** Opening Available data block **

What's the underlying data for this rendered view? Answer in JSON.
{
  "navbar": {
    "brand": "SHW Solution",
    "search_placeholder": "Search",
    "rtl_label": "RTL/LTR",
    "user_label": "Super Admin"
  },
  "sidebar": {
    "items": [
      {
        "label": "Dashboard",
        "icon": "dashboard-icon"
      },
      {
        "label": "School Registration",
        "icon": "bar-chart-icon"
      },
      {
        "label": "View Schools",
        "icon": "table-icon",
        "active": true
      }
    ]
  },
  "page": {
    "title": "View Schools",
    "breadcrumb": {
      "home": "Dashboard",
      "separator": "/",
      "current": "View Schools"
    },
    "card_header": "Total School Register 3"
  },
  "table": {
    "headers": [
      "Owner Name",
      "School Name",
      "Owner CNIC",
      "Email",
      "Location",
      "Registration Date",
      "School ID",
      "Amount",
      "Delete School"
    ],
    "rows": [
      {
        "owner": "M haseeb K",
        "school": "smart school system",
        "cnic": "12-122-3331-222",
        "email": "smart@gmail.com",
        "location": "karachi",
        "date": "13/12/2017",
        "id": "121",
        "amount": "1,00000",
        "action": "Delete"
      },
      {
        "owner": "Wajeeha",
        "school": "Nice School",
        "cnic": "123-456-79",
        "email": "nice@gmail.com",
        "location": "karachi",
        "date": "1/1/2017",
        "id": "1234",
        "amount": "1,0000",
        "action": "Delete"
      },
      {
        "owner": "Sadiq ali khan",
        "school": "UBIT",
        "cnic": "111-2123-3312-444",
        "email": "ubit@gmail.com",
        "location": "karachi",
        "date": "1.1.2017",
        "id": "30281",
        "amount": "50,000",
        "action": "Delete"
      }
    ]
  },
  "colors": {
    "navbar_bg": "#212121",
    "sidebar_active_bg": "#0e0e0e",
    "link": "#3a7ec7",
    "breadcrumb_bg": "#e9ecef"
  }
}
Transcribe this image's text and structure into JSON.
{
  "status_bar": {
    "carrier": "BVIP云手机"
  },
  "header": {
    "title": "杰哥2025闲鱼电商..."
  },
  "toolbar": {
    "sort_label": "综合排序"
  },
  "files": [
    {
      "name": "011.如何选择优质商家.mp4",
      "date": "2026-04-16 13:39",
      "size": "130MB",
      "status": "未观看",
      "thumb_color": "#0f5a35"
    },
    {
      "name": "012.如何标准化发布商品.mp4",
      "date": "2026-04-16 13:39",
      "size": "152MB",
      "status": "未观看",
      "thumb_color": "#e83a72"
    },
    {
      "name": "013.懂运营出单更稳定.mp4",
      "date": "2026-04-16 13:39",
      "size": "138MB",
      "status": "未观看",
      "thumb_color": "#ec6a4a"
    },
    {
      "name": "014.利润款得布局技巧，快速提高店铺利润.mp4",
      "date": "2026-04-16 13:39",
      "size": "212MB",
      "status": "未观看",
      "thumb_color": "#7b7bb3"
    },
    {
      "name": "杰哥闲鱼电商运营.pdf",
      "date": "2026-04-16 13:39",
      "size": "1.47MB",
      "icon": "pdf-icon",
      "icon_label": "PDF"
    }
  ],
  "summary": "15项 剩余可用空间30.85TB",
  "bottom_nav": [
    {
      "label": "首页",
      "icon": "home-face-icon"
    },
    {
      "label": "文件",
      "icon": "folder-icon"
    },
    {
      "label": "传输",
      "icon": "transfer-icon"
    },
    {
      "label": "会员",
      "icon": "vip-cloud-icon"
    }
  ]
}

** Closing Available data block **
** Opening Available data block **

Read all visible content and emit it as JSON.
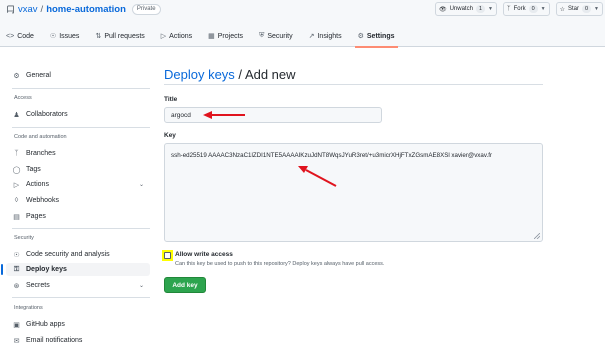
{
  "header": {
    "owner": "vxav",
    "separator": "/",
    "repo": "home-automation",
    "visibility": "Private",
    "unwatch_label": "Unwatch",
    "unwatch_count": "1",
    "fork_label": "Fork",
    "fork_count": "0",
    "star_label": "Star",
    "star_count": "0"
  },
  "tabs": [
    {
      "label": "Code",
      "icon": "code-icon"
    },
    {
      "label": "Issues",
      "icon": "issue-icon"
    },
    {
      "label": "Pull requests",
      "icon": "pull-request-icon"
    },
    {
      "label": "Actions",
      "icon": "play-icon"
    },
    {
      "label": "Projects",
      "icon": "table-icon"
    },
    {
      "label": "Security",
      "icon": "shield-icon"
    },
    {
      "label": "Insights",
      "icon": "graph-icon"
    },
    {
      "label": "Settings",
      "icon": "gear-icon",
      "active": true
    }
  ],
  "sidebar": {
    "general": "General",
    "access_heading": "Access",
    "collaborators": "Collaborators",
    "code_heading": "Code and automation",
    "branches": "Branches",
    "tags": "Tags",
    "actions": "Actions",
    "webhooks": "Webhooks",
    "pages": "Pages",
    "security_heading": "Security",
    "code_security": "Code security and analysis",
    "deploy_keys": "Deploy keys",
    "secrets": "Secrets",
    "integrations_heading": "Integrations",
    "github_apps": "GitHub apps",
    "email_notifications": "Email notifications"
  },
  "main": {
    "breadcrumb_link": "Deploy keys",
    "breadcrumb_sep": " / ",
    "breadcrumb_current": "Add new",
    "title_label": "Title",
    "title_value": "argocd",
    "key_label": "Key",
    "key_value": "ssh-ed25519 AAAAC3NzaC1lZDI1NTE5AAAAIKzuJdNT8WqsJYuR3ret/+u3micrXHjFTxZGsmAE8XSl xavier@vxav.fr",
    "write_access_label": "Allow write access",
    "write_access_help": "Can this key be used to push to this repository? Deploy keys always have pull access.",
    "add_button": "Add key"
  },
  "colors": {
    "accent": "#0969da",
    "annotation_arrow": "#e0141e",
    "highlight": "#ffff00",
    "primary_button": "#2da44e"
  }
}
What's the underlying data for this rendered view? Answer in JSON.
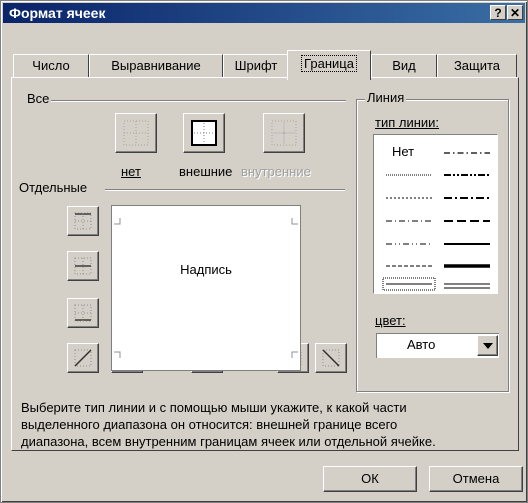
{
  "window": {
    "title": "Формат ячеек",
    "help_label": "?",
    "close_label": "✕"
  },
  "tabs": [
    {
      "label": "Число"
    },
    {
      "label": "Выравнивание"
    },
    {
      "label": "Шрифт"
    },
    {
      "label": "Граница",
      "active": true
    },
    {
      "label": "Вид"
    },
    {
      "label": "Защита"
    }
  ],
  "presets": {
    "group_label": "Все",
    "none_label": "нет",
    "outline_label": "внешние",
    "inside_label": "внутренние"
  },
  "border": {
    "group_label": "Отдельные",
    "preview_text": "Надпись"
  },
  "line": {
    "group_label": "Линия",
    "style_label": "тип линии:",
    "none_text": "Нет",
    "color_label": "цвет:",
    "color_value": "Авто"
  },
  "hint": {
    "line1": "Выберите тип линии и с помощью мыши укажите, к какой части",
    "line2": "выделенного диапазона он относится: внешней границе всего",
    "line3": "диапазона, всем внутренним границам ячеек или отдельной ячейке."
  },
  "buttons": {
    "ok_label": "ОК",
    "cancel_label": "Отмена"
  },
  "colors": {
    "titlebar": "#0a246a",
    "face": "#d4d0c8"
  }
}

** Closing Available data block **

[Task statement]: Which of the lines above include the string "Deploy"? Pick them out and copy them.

[Answer area]:
    "deploy_keys": "Deploy keys",
    "breadcrumb_link": "Deploy keys",
    "write_access_help": "Can this key be used to push to this repository? Deploy keys always have pull access.",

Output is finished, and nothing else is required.